For the HTML, just add a class of .clearfix to any element containing a float needing to be cleared, plus any Guillotine-Bug-fixing block elements within the container. That’s it! It’s not perfect, but it’s a whole lot better than adding an entire extra ‘dummy’ element. Check out this live demo of the fix in action:

[css autolinks=”false” classname=”myclass” collapse=”false” firstline=”1″ gutter=”true” htmlscript=”false” light=”false” padlinenumbers=”false” smarttabs=”true” tabsize=”4″]
.clearfix {display: inline-block;}
[/css]

Basically the fix is just a matter of applying a display: inline-block; to the .clearfix class, and hiding that property from all other browsers. That’s it! We can easily do this with our existing code, slightly modified.

The .clearfix {display: inline-block;} is seen by all browsers, and fixes IE/Mac. Then, inside the rule set that is hidden from IE/Mac, the display is reset to block. That’s all she wrote! Simply stick the above code into your CSS, and use .clearfix on any box that has to contain a sizable float.

Putting all toghter

[css autolinks=”false” classname=”myclass” collapse=”false” firstline=”1″ gutter=”true” htmlscript=”false” light=”false” padlinenumbers=”false” smarttabs=”true” tabsize=”4″]
.clearfix:after {
content: ".";
display: block;
height: 0;
clear: both;
visibility: hidden;
}

.clearfix {display: inline-block;}

/* Hides from IE-mac \*/
* html .clearfix {height: 1%;}
/* End hide from IE-mac */
[/css]

inside the floating box

outside the floating box

Floats, Double Margins and IE

This bug only occurs when the float margin goes in the same direction as the float and is trapped directly between the float and the inside edge of the container box. Any following floats with a similar margin won’t show the doubled margin. Only the first float in any given float row will suffer from the bug.

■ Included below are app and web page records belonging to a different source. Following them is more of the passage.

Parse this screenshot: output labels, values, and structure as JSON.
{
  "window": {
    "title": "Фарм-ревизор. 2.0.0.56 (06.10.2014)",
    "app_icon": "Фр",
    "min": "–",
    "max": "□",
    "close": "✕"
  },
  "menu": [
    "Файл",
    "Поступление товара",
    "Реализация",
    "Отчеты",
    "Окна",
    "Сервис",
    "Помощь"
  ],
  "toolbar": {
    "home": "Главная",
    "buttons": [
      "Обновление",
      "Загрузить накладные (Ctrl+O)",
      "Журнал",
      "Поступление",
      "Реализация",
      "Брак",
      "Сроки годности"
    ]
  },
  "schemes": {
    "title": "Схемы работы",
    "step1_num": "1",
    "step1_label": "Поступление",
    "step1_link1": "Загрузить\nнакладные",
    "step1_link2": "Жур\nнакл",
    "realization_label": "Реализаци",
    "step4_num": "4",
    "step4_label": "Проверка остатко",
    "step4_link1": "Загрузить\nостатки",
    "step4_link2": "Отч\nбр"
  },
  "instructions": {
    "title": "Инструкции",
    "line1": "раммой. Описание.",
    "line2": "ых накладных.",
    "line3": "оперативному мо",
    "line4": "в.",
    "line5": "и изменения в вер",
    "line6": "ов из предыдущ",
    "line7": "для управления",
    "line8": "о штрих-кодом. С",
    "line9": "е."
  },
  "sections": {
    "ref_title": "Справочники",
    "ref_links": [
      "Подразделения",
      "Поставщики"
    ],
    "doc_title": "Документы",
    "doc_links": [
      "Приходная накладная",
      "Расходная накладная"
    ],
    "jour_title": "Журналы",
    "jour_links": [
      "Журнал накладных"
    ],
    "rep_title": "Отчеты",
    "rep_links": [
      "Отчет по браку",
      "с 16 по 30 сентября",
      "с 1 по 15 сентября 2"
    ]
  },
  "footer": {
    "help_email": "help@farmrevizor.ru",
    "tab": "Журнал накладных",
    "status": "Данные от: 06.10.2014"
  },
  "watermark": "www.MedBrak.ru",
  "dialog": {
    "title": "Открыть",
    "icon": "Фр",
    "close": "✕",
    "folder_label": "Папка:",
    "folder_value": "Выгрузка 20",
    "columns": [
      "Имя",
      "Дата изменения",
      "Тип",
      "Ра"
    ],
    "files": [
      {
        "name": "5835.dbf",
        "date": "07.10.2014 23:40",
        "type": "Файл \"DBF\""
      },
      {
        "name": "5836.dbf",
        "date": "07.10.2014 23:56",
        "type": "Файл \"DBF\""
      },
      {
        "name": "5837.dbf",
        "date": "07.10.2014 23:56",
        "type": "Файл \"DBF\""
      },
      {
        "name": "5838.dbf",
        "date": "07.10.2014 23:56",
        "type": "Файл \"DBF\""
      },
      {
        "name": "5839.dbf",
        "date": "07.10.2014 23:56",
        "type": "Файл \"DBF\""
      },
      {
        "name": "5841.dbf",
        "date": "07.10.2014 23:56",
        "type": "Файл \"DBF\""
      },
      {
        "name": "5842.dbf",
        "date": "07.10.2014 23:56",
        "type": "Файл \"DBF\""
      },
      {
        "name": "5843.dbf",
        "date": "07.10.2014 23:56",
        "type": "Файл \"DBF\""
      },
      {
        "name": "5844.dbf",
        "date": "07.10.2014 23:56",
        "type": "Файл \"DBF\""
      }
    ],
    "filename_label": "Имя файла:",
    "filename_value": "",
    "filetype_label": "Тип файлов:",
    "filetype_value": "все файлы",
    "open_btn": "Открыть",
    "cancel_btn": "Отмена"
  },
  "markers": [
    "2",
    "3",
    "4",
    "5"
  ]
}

This property specifies whether a box should float to the left, right, or not at all. It may be set for elements that generate boxes that are not absolutely positioned.